RECORDS SHOWN: Begin

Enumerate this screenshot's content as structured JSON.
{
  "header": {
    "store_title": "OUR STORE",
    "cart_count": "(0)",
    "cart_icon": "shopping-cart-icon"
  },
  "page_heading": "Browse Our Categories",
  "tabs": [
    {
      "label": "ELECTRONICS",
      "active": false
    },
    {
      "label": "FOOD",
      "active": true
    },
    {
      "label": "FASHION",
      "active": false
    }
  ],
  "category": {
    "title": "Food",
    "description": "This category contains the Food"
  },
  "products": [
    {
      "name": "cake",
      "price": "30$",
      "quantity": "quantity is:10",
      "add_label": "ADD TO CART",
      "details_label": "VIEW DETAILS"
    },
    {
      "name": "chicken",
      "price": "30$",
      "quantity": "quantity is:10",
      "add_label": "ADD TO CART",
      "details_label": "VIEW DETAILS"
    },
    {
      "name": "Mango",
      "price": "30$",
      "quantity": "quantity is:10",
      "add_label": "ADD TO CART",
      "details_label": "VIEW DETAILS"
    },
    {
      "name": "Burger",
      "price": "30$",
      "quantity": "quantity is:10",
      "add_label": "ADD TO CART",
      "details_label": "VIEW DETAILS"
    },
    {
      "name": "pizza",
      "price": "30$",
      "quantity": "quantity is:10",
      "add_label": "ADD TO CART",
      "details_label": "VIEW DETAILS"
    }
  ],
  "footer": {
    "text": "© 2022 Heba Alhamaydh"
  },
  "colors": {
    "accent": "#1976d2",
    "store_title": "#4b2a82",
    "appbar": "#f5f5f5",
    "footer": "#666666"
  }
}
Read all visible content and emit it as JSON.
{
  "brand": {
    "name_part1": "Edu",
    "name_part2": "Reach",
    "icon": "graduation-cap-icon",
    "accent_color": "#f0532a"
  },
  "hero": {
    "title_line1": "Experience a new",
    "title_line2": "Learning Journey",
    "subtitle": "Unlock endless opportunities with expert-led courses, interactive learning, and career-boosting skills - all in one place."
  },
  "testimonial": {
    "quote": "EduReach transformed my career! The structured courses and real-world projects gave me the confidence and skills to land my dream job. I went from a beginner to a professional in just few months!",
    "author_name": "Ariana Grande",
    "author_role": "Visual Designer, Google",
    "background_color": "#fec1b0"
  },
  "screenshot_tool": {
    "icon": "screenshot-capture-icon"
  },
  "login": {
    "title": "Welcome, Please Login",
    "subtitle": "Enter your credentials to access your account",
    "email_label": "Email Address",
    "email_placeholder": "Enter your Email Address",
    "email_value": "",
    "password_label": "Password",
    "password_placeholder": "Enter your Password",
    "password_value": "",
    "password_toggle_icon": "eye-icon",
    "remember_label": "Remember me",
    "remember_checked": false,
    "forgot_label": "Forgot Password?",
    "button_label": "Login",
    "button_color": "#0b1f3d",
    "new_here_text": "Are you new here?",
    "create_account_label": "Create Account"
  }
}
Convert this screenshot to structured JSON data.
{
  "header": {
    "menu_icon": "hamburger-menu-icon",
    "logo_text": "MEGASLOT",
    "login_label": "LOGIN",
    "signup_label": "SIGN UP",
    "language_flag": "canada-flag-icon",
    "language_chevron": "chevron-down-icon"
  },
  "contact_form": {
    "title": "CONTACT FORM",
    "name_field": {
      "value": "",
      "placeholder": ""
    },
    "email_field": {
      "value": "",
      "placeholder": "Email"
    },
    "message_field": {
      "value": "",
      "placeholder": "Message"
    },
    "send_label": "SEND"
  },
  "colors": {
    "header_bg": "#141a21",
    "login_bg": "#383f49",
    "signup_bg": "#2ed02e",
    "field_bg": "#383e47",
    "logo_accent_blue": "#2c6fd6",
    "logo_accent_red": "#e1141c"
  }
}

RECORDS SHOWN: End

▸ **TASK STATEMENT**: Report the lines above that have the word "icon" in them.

▸ **TASK RESPONSE**:
    "cart_icon": "shopping-cart-icon"
    "icon": "graduation-cap-icon",
    "icon": "screenshot-capture-icon"
    "password_toggle_icon": "eye-icon",
    "menu_icon": "hamburger-menu-icon",
    "language_flag": "canada-flag-icon",
    "language_chevron": "chevron-down-icon"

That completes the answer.